Chitosan interaction with chitosanase was examined through analysis of spectral line shapes in the NMR HSQC titration experiments. We established that the substrate, chitosan hexamer, binds to the enzyme through the three-state induced-fit mechanism with fast formation of the encounter complex followed by slow isomerization of the bound-state into the final conformation. Mapping of the chemical shift perturbations in two sequential steps of the mechanism highlighted involvement of the substrate-binding subsites and the hinge region in the binding reaction. Equilibrium parameters of the three-state model agreed with the overall thermodynamic dissociation constant determined by ITC. This study presented the first kinetic evidence of the induced-fit mechanism in the glycoside hydrolases.
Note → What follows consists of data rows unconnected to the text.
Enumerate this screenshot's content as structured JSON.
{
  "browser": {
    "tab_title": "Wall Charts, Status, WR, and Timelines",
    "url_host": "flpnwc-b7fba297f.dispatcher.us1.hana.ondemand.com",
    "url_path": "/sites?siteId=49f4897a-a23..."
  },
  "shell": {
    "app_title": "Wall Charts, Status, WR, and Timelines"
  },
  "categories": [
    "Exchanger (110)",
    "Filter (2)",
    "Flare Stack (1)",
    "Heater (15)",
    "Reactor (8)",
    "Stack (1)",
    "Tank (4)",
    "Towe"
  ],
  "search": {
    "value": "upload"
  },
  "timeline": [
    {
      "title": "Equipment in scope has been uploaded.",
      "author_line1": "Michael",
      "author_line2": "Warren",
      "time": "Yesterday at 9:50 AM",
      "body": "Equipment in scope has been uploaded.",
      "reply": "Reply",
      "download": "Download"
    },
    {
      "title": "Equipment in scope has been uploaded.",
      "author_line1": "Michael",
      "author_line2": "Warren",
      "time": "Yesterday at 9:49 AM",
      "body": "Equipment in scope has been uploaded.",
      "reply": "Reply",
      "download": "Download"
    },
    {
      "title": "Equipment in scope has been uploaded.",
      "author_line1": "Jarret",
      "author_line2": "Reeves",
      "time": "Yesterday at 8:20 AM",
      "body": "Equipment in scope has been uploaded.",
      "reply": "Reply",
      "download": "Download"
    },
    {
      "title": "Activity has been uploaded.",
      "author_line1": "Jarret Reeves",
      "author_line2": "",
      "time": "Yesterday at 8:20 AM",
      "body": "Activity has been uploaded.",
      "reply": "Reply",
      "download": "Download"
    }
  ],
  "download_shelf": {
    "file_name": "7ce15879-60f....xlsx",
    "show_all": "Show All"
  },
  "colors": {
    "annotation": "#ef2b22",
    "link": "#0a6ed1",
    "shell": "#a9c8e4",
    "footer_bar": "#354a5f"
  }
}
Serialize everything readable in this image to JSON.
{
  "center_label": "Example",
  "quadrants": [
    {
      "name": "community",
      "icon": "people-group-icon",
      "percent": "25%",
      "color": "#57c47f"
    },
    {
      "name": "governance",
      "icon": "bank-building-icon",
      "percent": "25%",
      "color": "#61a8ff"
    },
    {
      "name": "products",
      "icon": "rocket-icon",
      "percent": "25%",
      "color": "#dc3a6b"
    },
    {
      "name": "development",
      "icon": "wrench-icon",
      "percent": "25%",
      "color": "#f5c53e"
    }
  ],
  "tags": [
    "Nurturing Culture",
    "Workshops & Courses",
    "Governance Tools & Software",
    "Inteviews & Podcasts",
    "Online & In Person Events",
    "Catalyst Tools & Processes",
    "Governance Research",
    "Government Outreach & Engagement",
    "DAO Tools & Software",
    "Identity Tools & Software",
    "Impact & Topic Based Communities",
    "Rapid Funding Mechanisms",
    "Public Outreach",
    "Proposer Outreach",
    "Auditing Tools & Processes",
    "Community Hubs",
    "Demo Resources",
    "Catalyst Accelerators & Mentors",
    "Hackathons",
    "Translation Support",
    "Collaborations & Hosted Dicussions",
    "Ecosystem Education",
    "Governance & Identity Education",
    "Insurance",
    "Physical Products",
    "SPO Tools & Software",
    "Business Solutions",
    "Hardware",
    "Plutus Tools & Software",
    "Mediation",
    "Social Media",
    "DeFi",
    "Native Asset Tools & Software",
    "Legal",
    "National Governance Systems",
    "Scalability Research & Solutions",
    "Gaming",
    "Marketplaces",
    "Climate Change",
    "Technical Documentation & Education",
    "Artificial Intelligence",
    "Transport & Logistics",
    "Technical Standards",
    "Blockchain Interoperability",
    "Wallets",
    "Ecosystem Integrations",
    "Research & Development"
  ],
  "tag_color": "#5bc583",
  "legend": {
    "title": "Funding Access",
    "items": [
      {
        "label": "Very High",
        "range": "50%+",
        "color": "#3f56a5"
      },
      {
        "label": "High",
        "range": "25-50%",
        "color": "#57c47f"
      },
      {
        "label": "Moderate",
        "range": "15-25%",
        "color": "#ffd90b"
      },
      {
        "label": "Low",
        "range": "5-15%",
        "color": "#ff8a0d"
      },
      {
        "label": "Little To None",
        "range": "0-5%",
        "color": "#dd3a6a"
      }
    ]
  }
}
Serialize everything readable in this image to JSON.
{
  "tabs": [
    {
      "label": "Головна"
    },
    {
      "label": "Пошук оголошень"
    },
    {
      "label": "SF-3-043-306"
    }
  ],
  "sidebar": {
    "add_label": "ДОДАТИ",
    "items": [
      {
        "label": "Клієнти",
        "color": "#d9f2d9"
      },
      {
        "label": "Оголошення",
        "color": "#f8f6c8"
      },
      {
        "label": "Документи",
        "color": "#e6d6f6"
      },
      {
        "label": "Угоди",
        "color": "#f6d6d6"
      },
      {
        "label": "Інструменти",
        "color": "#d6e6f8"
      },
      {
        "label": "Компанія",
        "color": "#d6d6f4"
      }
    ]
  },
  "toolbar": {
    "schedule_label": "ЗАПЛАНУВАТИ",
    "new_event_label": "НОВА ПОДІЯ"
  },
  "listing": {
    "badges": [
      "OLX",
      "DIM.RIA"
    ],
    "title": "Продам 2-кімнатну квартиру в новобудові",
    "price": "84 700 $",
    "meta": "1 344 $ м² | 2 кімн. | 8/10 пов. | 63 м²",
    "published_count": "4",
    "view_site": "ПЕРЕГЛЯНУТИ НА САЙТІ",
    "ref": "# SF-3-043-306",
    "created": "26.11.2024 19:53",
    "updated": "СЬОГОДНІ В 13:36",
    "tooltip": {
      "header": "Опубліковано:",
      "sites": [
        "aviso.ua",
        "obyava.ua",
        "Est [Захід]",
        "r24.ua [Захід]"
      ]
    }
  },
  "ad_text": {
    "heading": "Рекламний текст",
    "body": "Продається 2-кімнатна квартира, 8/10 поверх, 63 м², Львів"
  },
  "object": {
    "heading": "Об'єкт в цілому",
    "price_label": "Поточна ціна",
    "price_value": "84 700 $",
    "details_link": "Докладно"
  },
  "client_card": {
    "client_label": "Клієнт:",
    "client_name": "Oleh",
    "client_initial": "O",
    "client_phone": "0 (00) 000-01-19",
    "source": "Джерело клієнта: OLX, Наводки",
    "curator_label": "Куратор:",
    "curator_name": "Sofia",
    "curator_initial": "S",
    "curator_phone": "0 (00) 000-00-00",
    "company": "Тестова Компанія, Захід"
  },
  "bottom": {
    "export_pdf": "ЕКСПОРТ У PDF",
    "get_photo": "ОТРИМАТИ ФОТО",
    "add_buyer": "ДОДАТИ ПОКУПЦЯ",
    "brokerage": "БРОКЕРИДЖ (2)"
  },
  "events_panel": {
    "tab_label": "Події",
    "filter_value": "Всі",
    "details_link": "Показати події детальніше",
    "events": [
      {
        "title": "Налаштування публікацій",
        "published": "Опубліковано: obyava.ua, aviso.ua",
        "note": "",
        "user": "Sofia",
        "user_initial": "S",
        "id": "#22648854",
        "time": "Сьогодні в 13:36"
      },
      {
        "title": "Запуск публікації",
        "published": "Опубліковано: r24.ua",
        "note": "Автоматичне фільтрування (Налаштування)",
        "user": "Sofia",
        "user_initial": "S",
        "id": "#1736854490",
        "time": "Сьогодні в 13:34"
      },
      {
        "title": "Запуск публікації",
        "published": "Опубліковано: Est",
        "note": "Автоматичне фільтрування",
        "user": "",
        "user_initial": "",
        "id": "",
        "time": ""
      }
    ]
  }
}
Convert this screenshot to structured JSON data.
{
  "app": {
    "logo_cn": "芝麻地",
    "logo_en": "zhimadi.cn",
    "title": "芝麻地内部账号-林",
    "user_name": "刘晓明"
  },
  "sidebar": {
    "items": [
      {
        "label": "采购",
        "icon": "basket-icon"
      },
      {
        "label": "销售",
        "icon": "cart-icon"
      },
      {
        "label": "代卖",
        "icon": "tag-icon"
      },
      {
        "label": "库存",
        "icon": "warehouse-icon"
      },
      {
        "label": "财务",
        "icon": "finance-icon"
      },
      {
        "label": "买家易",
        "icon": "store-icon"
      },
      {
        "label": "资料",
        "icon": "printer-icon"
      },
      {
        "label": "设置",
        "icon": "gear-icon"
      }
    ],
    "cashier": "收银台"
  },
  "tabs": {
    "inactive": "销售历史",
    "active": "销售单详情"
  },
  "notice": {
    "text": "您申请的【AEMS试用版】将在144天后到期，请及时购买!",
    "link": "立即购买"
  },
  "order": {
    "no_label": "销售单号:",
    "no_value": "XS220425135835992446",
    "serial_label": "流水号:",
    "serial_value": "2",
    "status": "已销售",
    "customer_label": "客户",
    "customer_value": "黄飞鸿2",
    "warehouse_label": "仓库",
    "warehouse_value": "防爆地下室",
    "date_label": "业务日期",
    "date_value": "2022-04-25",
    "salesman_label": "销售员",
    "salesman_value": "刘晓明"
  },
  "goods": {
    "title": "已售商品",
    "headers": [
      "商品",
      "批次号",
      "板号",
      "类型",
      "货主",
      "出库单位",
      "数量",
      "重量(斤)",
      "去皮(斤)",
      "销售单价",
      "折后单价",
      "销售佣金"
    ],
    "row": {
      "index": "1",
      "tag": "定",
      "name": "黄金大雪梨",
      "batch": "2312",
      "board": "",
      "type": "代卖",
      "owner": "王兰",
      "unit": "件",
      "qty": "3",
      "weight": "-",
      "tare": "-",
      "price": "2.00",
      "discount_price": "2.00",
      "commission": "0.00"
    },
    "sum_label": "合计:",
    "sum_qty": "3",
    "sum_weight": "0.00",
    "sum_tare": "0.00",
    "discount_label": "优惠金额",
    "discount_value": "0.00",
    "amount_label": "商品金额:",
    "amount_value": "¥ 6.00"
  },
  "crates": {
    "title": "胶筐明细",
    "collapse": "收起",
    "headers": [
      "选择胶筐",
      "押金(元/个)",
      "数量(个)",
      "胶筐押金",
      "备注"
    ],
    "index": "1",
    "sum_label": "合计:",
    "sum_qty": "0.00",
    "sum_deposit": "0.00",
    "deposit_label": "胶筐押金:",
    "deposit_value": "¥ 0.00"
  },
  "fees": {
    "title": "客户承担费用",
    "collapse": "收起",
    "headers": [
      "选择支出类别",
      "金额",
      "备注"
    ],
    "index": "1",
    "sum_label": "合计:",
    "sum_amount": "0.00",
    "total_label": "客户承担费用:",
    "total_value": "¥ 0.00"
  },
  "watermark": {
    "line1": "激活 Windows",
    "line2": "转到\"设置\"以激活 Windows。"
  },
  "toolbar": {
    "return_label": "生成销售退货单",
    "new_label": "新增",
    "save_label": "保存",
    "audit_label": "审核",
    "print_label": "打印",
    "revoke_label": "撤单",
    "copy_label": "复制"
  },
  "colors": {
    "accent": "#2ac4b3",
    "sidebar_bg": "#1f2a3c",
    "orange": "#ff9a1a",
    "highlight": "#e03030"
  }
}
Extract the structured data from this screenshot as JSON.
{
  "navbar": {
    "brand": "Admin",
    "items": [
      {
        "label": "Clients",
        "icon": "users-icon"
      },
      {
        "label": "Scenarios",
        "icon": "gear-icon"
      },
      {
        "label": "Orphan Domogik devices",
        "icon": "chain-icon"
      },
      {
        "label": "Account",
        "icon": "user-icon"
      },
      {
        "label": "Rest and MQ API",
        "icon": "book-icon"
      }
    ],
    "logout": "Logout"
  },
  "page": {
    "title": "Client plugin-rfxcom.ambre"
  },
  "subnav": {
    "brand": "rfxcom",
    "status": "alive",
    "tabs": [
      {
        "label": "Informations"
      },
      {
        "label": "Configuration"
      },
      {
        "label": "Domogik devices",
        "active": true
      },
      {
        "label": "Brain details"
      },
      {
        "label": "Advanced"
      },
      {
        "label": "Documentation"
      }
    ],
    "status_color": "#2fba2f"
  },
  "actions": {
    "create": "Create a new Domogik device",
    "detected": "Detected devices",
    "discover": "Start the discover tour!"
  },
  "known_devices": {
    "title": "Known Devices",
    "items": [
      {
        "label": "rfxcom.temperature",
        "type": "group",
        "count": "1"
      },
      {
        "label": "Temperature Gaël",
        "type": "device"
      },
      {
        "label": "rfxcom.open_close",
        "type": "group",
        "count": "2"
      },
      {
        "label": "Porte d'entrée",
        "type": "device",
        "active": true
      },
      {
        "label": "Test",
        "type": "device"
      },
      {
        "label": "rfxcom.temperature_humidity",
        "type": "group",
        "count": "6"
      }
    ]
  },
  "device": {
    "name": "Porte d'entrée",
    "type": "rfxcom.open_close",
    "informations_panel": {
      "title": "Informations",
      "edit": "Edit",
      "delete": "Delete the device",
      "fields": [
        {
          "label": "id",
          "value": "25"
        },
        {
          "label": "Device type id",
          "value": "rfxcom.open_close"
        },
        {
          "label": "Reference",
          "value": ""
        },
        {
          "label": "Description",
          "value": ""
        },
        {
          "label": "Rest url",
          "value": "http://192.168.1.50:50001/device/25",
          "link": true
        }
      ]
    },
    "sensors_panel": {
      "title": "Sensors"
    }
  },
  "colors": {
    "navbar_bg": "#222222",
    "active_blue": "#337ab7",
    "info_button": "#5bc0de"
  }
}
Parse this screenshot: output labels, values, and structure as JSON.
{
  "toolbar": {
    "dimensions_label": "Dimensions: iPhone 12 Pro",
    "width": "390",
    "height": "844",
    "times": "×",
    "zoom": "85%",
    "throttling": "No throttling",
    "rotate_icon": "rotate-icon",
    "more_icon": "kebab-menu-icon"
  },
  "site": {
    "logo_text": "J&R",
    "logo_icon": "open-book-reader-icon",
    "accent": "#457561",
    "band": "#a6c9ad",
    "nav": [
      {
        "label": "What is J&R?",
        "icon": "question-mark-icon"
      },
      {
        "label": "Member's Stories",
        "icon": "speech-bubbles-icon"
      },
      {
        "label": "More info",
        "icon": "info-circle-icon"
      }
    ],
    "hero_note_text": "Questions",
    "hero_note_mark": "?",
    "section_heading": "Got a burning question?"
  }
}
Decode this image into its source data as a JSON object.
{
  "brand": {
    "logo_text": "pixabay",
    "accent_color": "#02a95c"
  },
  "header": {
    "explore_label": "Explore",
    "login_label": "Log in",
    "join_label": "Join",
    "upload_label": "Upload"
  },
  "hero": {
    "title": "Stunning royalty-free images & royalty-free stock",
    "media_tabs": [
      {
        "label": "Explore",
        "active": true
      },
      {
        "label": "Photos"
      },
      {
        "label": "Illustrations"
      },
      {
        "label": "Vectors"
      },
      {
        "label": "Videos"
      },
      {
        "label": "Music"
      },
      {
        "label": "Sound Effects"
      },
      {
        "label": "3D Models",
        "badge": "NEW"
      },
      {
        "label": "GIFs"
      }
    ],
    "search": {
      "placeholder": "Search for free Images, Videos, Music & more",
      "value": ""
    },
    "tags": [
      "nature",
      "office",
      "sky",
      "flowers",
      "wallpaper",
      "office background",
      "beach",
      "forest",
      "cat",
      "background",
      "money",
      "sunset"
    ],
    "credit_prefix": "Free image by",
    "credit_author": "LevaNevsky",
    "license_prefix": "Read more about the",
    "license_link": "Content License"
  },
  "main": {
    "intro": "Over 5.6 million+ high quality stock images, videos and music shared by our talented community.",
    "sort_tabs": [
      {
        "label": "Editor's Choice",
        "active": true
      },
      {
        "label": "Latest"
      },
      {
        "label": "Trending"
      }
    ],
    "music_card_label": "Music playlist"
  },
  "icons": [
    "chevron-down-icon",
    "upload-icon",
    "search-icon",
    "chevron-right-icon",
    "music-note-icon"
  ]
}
Mindboggle (http://mindboggle.info) is an open source brain morphometry platform that takes in preprocessed T1-weighted MRI data and outputs volume, surface, and tabular data containing label, feature, and shape information for further analysis. In this article, we document the software and demonstrate its use in studies of shape variation in healthy and diseased humans. The number of different shape measures and the size of the populations make this the largest and most detailed shape analysis of human brains ever conducted. Brain image morphometry shows great potential for providing much-needed biological markers for diagnosing, tracking, and predicting progression of mental health disorders. Very few software algorithms provide more than measures of volume and cortical thickness, while more subtle shape measures may provide more sensitive and specific biomarkers. Mindboggle computes a variety of (primarily surface-based) shapes: area, volume, thickness, curvature, depth, Laplace-Beltrami spectra, Zernike moments, etc. We evaluate Mindboggle’s algorithms using the largest set of manually labeled, publicly available brain images in the world and compare them against state-of-the-art algorithms where they exist. All data, code, and results of these evaluations are publicly available.